CAFOD’s latest campaign picks up on one of our recurring themes, that climate change is not just an environmental issue, but a matter of human rights. Here’s the blurb from the website:

Climate change is an issue of justice: it hits the world’s poorest communities first and hardest

They are already bearing the brunt of droughts, floods and extreme weather conditions, while developed nations use more than their fair share of the Earth’s resources.

We are calling on the rich to take more responsibility for tackling climate change. Our international campaign calls for a fair and binding deal at the UN which puts poor communities at its heart.

In response, CAFOD call for simpler and sustainable living, as well as political action. They pull no punches on linking affluent lifestyles in one part of the world to climate destruction elsewhere:

“The greed that underpins many developed countries’ economies and personal lifestyles is pushing the world’s poorest to the edge of existence,” says CAFOD director Chris Bain. “Developing countries bear the brunt of climate change and yet have done the least to cause it.”

To get involved,

  • Attend a climate justice roadshow event – .
  • and call for an international climate deal that remembers the poor
  • Spread the word with posters, postcards and banners from the .

Pure gold – an exhibition from CAFOD

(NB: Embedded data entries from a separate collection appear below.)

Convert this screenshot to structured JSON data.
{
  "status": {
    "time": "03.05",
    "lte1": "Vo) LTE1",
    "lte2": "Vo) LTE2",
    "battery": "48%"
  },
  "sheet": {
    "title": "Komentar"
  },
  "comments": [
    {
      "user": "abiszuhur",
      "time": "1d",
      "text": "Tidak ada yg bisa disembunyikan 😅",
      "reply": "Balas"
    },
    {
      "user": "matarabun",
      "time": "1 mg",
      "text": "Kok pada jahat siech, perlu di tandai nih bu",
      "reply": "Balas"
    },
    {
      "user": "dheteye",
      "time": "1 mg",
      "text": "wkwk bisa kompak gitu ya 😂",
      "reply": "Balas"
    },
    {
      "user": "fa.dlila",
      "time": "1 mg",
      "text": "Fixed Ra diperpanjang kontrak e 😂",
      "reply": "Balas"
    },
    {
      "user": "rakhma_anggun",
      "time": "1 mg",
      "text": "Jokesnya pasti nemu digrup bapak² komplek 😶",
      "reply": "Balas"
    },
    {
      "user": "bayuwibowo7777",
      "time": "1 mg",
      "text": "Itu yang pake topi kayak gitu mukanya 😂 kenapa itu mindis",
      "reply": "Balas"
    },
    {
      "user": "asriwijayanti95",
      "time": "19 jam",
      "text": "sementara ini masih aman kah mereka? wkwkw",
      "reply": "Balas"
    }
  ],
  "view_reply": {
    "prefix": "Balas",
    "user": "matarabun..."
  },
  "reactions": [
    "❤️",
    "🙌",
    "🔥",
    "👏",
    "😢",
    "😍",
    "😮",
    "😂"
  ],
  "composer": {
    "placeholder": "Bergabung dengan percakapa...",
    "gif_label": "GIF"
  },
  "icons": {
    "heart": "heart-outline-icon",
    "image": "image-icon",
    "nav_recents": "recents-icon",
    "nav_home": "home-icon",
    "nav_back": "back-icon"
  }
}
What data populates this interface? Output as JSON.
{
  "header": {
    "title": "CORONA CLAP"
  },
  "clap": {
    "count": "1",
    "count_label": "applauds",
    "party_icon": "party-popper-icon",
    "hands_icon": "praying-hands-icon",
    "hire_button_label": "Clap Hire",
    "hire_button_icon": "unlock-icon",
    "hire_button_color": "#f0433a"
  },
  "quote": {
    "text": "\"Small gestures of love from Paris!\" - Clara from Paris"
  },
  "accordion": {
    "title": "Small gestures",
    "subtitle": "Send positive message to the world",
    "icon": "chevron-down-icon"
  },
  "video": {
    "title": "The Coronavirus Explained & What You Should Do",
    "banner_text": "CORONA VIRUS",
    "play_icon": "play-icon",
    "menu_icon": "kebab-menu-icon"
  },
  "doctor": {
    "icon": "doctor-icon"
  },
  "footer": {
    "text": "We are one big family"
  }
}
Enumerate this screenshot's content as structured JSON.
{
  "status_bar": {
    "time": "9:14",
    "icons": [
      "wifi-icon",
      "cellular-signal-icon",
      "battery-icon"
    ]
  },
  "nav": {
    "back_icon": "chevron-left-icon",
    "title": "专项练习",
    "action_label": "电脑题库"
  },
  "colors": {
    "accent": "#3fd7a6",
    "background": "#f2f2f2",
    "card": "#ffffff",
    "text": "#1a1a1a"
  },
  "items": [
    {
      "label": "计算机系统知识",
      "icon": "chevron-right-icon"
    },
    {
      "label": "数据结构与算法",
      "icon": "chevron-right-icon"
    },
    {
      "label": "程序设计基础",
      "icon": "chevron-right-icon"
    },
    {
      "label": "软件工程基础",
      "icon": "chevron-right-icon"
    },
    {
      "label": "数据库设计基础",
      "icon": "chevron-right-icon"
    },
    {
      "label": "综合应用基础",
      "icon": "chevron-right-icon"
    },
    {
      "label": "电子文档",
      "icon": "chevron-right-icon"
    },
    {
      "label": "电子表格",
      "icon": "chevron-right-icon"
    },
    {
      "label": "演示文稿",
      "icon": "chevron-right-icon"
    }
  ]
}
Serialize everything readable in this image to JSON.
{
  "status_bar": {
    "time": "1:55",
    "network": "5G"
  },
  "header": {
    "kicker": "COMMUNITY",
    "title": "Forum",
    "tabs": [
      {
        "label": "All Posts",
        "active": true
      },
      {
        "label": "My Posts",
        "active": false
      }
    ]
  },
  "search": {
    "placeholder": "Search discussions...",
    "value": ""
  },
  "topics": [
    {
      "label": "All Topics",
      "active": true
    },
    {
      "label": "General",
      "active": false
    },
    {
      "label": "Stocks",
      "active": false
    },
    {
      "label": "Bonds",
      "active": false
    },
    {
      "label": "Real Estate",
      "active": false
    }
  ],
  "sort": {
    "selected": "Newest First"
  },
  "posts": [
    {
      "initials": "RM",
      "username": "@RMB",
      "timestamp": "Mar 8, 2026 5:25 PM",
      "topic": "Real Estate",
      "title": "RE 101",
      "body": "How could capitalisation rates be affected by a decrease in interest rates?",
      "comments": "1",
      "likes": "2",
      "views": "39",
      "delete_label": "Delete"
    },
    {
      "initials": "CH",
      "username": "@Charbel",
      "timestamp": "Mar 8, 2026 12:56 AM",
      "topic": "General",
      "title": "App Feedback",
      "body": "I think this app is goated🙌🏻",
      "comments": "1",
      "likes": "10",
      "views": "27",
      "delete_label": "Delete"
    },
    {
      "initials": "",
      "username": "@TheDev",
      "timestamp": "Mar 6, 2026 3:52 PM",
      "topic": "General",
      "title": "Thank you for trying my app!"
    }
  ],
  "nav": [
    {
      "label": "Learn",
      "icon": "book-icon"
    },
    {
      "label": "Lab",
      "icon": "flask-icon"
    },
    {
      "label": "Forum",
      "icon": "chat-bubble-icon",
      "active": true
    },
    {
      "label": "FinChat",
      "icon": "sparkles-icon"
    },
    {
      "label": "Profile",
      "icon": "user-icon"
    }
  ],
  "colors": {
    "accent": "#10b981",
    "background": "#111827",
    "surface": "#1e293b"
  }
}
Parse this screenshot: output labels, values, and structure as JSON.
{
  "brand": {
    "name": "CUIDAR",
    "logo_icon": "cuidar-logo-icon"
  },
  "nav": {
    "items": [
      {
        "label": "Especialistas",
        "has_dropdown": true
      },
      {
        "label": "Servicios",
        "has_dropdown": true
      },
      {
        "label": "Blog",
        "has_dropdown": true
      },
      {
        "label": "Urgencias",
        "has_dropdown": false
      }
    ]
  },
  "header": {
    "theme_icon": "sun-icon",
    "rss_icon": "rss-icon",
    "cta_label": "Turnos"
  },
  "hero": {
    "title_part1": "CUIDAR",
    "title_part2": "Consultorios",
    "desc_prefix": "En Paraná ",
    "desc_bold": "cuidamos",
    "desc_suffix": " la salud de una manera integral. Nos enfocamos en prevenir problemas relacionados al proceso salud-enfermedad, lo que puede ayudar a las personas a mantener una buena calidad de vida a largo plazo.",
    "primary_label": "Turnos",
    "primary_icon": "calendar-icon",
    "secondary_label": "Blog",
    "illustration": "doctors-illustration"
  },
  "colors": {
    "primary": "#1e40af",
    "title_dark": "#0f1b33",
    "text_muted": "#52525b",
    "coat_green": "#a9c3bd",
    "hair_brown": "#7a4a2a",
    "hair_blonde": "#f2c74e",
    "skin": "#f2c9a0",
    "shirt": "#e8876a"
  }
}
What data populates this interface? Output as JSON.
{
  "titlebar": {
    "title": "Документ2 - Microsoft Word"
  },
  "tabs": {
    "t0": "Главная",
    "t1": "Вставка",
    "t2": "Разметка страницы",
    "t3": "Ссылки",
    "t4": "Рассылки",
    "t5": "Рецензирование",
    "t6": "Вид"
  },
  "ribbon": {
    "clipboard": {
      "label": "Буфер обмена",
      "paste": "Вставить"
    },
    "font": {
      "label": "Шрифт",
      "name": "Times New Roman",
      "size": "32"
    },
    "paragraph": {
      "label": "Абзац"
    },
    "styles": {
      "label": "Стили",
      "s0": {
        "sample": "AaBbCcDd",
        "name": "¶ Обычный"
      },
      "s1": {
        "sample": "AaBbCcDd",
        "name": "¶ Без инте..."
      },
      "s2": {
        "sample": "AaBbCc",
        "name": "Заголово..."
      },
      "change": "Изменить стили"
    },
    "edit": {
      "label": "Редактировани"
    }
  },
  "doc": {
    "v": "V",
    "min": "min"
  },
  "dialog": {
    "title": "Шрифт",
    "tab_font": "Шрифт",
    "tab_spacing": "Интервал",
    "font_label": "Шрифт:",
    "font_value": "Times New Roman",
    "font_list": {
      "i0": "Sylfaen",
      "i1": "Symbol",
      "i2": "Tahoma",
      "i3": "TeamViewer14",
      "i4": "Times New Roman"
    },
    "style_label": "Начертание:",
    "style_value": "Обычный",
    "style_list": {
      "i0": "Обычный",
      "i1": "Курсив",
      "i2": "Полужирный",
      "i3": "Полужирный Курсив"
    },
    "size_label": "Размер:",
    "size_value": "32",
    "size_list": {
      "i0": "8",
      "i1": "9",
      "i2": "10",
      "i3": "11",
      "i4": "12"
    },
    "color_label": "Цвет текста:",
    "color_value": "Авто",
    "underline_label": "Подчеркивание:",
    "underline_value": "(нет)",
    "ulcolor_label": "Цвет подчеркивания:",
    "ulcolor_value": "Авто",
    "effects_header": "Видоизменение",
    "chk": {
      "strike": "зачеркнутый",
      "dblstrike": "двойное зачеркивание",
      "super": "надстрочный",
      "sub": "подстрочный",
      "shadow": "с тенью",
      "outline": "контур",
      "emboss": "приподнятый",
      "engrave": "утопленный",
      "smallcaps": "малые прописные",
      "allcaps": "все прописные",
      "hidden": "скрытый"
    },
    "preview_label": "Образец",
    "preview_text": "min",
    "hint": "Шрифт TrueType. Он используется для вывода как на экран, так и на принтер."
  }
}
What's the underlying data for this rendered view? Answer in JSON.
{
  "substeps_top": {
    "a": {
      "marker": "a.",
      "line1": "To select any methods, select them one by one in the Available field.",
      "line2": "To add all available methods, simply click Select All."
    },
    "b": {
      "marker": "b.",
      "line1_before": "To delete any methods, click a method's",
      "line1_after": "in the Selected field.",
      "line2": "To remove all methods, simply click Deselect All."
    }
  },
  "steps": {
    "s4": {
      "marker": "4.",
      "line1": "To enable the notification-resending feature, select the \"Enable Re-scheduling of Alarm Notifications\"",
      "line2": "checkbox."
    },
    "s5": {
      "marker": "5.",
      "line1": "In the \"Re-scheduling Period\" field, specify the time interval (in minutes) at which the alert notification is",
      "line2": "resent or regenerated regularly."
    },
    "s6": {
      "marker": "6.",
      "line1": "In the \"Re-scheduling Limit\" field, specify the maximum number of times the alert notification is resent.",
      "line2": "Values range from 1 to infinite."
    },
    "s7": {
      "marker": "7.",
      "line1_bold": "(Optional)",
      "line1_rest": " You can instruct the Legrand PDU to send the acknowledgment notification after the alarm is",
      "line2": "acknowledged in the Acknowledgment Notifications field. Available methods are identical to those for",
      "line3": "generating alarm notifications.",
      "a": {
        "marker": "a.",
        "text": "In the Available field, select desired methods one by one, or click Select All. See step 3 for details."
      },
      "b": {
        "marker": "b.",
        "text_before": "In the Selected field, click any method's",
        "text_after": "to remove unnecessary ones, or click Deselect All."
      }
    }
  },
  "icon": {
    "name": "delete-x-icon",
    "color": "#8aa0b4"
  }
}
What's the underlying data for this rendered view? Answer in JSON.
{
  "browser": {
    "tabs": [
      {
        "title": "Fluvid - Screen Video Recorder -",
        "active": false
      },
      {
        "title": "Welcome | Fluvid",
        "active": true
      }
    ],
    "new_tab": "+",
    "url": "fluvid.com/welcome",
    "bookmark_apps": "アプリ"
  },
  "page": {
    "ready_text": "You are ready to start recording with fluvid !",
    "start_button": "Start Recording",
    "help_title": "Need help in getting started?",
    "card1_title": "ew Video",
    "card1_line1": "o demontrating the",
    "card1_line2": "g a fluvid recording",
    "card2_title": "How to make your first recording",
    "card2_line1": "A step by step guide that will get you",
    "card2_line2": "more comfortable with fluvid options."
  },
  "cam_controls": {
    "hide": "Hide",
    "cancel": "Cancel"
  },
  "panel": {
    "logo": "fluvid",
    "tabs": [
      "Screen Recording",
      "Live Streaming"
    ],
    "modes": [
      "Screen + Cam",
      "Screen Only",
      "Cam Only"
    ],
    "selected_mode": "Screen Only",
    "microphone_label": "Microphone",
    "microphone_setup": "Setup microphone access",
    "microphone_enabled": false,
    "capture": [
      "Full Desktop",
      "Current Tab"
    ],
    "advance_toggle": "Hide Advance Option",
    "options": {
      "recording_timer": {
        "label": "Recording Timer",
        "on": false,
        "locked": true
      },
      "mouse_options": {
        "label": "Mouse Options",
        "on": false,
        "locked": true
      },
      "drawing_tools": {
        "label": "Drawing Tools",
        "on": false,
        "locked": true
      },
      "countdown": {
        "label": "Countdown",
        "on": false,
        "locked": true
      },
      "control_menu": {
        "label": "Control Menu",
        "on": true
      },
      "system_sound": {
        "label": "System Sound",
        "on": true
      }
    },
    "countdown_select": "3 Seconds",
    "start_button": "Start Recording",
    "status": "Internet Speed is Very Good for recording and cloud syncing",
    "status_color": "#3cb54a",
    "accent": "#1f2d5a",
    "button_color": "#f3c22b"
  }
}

A new exhibition opened today at the Oxo Gallery in London, and as it’s just a couple of minutes walk from where I catch my train, I stopped by on the way home. It’s called and it’s a collection of photos from two photographers investigating the gold industry, as part of ‘s ‘Unearth Justice’ campaign. It’s a powerful demonstration of the realities of gold mining, the mud and sweat behind the multinational mining companies, and I’d really recommend it if you find yourself near the South Bank anytime soon. It runs until the 1st of June, and then it goes on